__EXERCISE DETAILS__.
Print every record below exactly as it stands, but leave out the pictures.

__RECORDS FOR THE EXERCISE__.
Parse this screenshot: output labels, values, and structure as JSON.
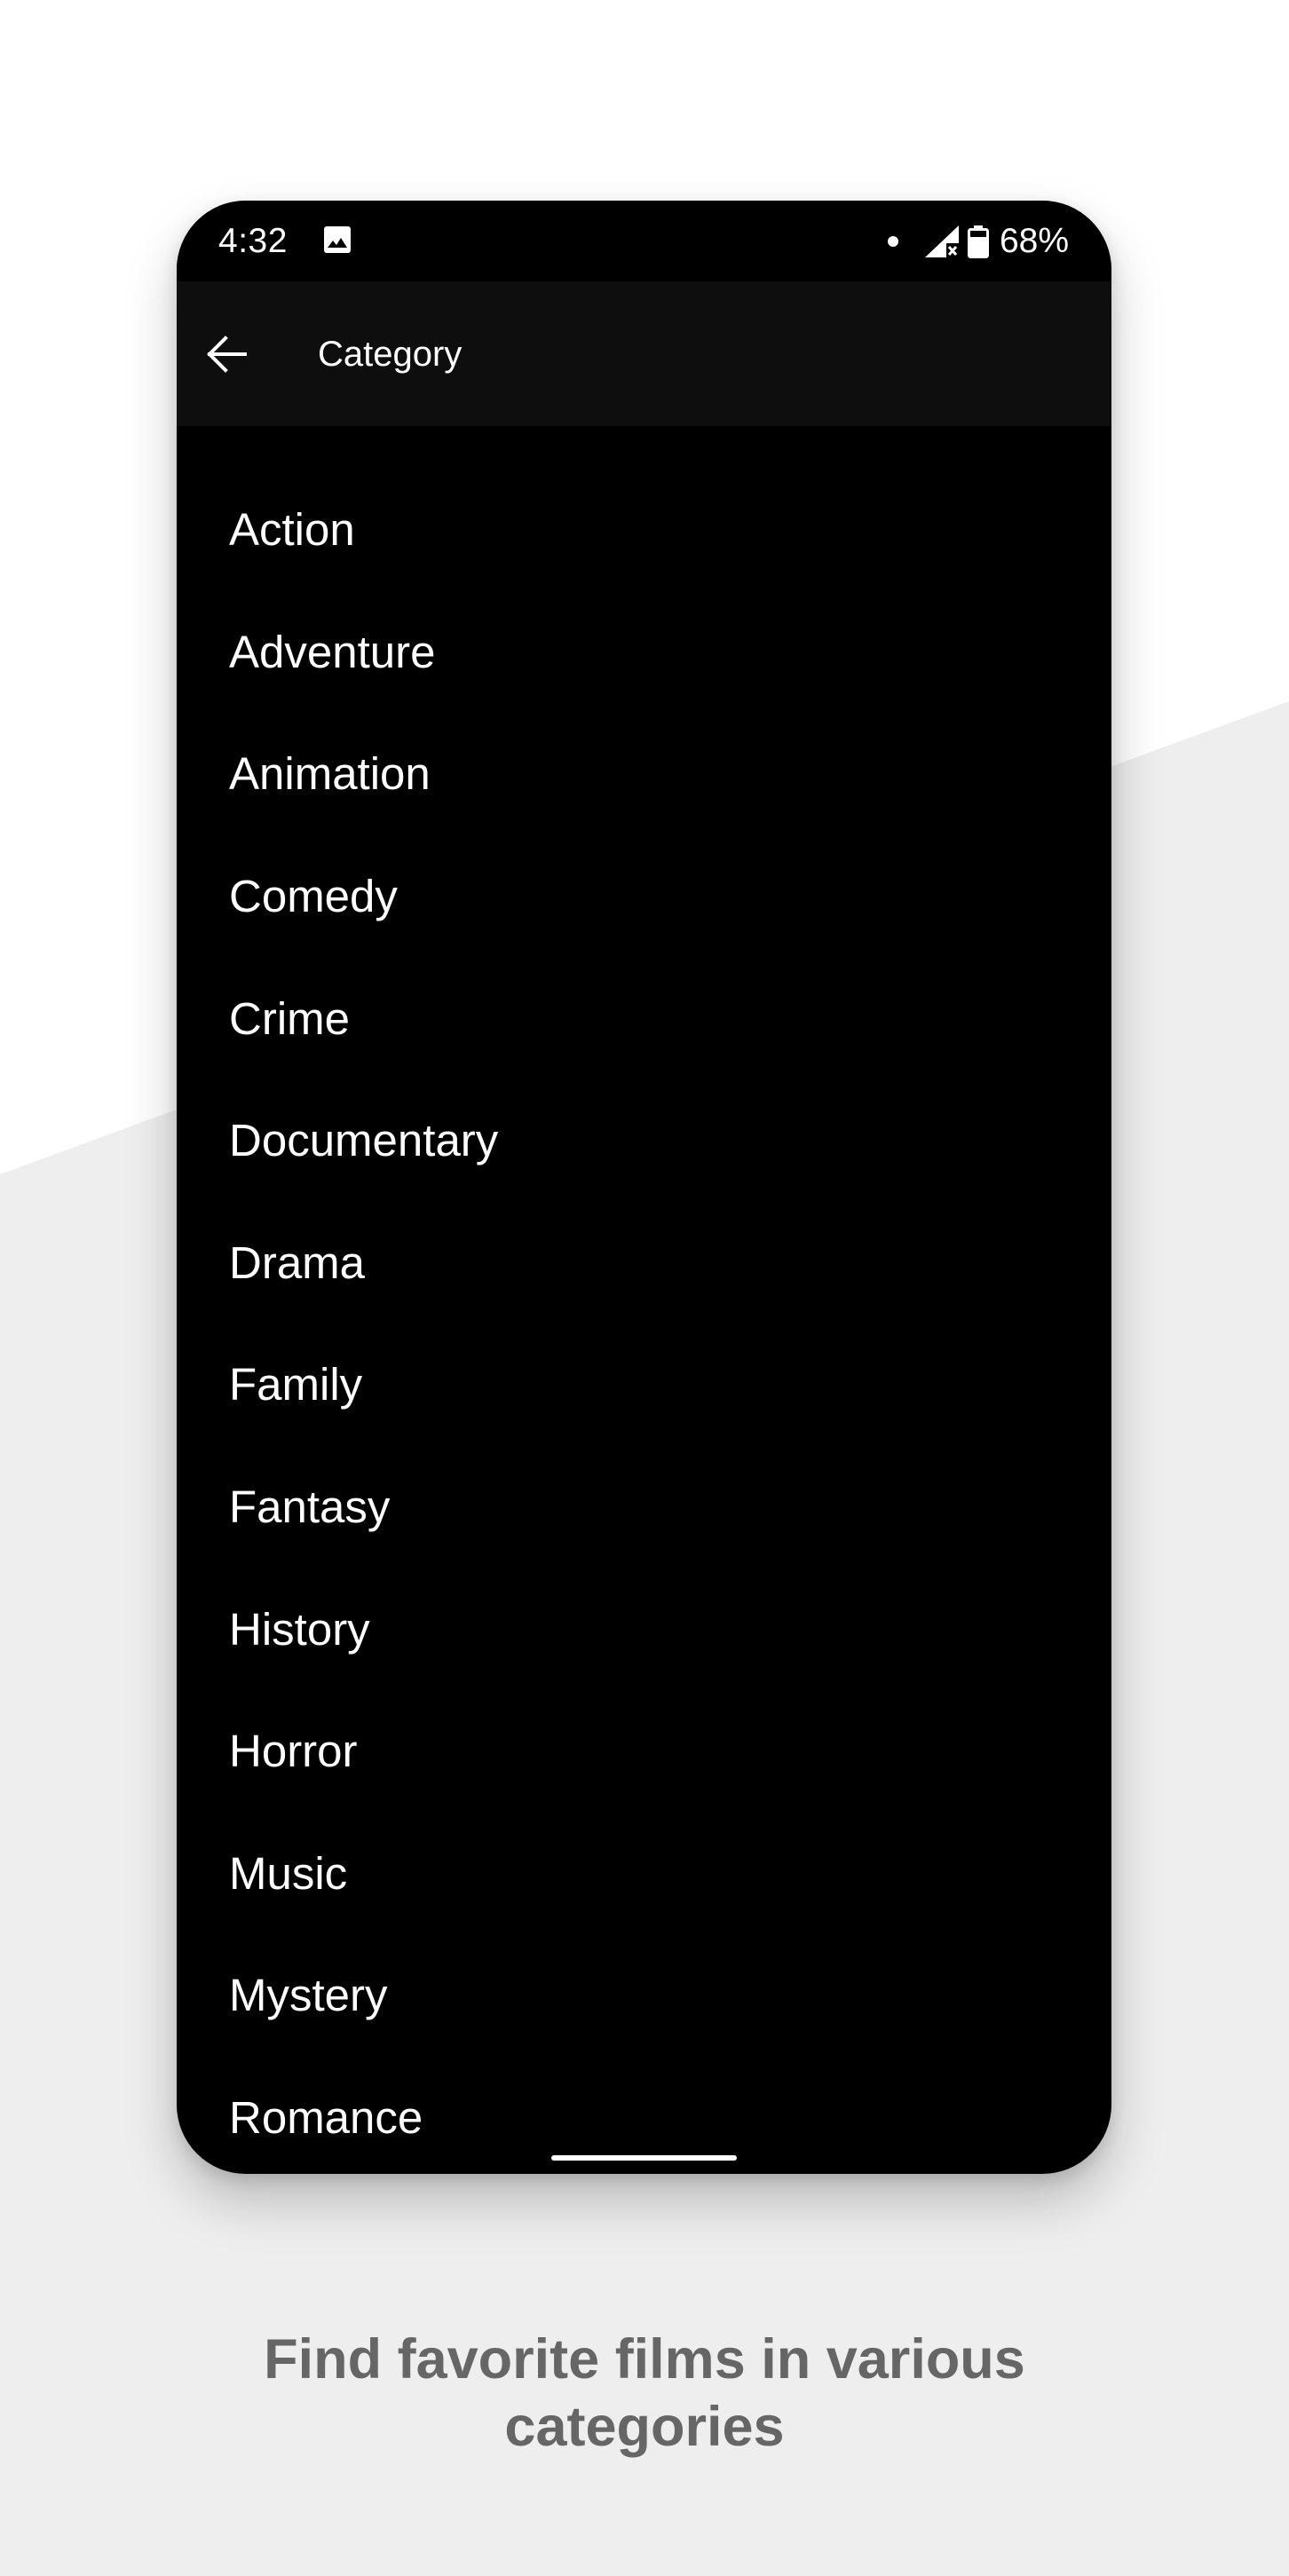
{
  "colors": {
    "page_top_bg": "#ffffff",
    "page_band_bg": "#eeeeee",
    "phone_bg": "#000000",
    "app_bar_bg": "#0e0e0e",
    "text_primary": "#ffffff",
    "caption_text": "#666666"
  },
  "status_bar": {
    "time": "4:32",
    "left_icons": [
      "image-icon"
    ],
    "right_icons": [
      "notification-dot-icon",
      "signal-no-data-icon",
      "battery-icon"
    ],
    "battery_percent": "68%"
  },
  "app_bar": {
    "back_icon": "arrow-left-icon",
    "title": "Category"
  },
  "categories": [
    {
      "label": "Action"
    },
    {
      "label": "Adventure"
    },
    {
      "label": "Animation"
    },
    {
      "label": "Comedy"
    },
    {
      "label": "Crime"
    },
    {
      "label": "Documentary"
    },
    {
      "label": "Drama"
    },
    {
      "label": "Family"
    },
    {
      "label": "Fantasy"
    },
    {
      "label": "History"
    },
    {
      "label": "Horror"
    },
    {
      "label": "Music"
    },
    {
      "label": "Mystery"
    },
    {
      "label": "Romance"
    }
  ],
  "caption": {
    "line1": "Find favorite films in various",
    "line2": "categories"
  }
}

__ANSWER SECTION__.
Parse this screenshot: output labels, values, and structure as JSON.
{
  "colors": {
    "page_top_bg": "#ffffff",
    "page_band_bg": "#eeeeee",
    "phone_bg": "#000000",
    "app_bar_bg": "#0e0e0e",
    "text_primary": "#ffffff",
    "caption_text": "#666666"
  },
  "status_bar": {
    "time": "4:32",
    "left_icons": [
      "image-icon"
    ],
    "right_icons": [
      "notification-dot-icon",
      "signal-no-data-icon",
      "battery-icon"
    ],
    "battery_percent": "68%"
  },
  "app_bar": {
    "back_icon": "arrow-left-icon",
    "title": "Category"
  },
  "categories": [
    {
      "label": "Action"
    },
    {
      "label": "Adventure"
    },
    {
      "label": "Animation"
    },
    {
      "label": "Comedy"
    },
    {
      "label": "Crime"
    },
    {
      "label": "Documentary"
    },
    {
      "label": "Drama"
    },
    {
      "label": "Family"
    },
    {
      "label": "Fantasy"
    },
    {
      "label": "History"
    },
    {
      "label": "Horror"
    },
    {
      "label": "Music"
    },
    {
      "label": "Mystery"
    },
    {
      "label": "Romance"
    }
  ],
  "caption": {
    "line1": "Find favorite films in various",
    "line2": "categories"
  }
}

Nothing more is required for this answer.